An answer that reproduces all the entries exactly is what is needed.

Provided data: Begin

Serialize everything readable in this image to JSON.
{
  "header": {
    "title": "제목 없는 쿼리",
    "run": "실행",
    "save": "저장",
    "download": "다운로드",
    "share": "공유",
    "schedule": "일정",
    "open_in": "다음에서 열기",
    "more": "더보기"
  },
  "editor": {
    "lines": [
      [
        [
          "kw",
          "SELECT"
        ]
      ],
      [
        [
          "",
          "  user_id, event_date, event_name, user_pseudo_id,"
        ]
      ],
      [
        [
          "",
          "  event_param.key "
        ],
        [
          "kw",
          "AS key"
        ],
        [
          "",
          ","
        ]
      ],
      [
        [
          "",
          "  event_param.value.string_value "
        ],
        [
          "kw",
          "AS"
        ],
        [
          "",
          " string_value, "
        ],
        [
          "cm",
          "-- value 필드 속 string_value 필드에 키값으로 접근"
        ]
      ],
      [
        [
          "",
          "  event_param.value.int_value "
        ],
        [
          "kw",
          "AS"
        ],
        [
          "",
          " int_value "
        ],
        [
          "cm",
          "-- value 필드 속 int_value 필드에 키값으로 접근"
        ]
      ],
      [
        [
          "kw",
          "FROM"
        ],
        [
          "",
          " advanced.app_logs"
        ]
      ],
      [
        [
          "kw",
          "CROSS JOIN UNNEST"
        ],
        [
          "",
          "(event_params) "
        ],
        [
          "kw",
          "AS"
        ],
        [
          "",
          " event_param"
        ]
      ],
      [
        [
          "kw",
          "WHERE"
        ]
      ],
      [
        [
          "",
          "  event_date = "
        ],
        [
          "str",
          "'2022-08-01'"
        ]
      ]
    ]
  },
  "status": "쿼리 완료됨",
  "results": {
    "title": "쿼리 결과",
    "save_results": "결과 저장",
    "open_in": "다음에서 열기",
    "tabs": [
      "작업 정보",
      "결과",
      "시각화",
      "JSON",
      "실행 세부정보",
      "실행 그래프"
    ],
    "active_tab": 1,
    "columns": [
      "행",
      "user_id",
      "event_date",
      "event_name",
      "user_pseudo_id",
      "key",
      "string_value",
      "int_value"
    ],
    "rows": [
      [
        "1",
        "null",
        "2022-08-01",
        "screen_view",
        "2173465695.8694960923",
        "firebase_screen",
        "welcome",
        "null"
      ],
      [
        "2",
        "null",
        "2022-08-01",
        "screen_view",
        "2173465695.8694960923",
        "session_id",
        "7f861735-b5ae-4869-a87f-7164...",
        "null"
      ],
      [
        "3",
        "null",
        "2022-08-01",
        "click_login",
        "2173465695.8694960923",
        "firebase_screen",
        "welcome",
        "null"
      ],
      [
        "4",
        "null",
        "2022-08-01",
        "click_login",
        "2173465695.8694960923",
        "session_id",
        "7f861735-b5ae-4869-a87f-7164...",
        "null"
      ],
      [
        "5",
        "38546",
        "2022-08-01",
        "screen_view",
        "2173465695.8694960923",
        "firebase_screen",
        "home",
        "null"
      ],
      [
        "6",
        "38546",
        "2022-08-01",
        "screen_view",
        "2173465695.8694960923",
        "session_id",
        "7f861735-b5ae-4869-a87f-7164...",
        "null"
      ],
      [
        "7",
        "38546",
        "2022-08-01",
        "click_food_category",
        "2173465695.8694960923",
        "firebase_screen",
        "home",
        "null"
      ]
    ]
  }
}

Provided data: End

▶ **Solution to this exercise**:
Serialize everything readable in this image to JSON.
{
  "header": {
    "title": "제목 없는 쿼리",
    "run": "실행",
    "save": "저장",
    "download": "다운로드",
    "share": "공유",
    "schedule": "일정",
    "open_in": "다음에서 열기",
    "more": "더보기"
  },
  "editor": {
    "lines": [
      [
        [
          "kw",
          "SELECT"
        ]
      ],
      [
        [
          "",
          "  user_id, event_date, event_name, user_pseudo_id,"
        ]
      ],
      [
        [
          "",
          "  event_param.key "
        ],
        [
          "kw",
          "AS key"
        ],
        [
          "",
          ","
        ]
      ],
      [
        [
          "",
          "  event_param.value.string_value "
        ],
        [
          "kw",
          "AS"
        ],
        [
          "",
          " string_value, "
        ],
        [
          "cm",
          "-- value 필드 속 string_value 필드에 키값으로 접근"
        ]
      ],
      [
        [
          "",
          "  event_param.value.int_value "
        ],
        [
          "kw",
          "AS"
        ],
        [
          "",
          " int_value "
        ],
        [
          "cm",
          "-- value 필드 속 int_value 필드에 키값으로 접근"
        ]
      ],
      [
        [
          "kw",
          "FROM"
        ],
        [
          "",
          " advanced.app_logs"
        ]
      ],
      [
        [
          "kw",
          "CROSS JOIN UNNEST"
        ],
        [
          "",
          "(event_params) "
        ],
        [
          "kw",
          "AS"
        ],
        [
          "",
          " event_param"
        ]
      ],
      [
        [
          "kw",
          "WHERE"
        ]
      ],
      [
        [
          "",
          "  event_date = "
        ],
        [
          "str",
          "'2022-08-01'"
        ]
      ]
    ]
  },
  "status": "쿼리 완료됨",
  "results": {
    "title": "쿼리 결과",
    "save_results": "결과 저장",
    "open_in": "다음에서 열기",
    "tabs": [
      "작업 정보",
      "결과",
      "시각화",
      "JSON",
      "실행 세부정보",
      "실행 그래프"
    ],
    "active_tab": 1,
    "columns": [
      "행",
      "user_id",
      "event_date",
      "event_name",
      "user_pseudo_id",
      "key",
      "string_value",
      "int_value"
    ],
    "rows": [
      [
        "1",
        "null",
        "2022-08-01",
        "screen_view",
        "2173465695.8694960923",
        "firebase_screen",
        "welcome",
        "null"
      ],
      [
        "2",
        "null",
        "2022-08-01",
        "screen_view",
        "2173465695.8694960923",
        "session_id",
        "7f861735-b5ae-4869-a87f-7164...",
        "null"
      ],
      [
        "3",
        "null",
        "2022-08-01",
        "click_login",
        "2173465695.8694960923",
        "firebase_screen",
        "welcome",
        "null"
      ],
      [
        "4",
        "null",
        "2022-08-01",
        "click_login",
        "2173465695.8694960923",
        "session_id",
        "7f861735-b5ae-4869-a87f-7164...",
        "null"
      ],
      [
        "5",
        "38546",
        "2022-08-01",
        "screen_view",
        "2173465695.8694960923",
        "firebase_screen",
        "home",
        "null"
      ],
      [
        "6",
        "38546",
        "2022-08-01",
        "screen_view",
        "2173465695.8694960923",
        "session_id",
        "7f861735-b5ae-4869-a87f-7164...",
        "null"
      ],
      [
        "7",
        "38546",
        "2022-08-01",
        "click_food_category",
        "2173465695.8694960923",
        "firebase_screen",
        "home",
        "null"
      ]
    ]
  }
}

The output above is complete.